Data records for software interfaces
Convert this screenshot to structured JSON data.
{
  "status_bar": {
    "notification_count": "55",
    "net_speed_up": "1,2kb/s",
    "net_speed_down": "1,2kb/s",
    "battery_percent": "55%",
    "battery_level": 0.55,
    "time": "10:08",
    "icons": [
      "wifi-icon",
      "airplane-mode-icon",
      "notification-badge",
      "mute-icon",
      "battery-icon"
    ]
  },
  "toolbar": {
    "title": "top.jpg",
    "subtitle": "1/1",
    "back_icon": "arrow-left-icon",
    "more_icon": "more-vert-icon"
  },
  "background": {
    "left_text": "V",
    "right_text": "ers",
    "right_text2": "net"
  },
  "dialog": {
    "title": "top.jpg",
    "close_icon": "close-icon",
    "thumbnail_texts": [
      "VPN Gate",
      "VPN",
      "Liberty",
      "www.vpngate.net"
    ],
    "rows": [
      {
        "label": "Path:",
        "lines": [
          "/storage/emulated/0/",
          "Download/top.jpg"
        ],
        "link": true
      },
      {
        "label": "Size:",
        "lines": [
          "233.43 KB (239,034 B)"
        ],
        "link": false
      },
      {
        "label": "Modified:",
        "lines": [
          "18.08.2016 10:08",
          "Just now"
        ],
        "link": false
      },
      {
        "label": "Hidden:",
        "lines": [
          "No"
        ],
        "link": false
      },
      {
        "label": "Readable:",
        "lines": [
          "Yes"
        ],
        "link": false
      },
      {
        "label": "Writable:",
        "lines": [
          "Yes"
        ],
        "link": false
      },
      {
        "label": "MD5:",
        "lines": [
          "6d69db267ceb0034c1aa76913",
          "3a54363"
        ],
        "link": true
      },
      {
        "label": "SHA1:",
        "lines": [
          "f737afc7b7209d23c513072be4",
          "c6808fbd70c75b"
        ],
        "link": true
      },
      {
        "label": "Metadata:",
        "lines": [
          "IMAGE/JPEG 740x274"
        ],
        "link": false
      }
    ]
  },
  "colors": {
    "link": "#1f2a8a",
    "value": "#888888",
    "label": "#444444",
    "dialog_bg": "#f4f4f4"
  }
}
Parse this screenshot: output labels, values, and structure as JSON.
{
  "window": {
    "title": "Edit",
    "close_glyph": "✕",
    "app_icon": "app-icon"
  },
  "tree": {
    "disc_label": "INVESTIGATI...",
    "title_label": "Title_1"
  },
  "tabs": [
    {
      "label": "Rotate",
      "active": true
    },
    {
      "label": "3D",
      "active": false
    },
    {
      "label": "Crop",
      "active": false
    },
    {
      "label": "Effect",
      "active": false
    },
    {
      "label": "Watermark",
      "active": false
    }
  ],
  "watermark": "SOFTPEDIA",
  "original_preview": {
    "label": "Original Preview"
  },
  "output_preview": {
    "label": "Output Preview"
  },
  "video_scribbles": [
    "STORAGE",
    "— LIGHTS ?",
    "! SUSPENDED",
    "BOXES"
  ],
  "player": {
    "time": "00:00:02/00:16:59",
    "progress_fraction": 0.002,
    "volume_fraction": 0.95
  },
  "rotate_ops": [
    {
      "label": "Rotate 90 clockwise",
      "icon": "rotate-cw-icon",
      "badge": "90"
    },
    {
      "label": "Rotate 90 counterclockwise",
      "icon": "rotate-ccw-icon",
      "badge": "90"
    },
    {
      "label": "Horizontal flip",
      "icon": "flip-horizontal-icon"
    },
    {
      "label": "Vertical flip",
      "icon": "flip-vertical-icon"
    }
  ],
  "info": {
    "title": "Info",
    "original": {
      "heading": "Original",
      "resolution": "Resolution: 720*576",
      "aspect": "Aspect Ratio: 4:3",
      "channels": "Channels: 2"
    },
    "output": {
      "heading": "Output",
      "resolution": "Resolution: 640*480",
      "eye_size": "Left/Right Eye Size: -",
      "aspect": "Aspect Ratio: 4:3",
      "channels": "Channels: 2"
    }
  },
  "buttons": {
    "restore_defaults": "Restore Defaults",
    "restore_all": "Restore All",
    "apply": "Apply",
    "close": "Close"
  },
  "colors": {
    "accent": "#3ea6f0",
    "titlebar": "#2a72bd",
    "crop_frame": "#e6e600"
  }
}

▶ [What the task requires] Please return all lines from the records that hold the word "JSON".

▶ [Answer to the problem]
Convert this screenshot to structured JSON data.
Parse this screenshot: output labels, values, and structure as JSON.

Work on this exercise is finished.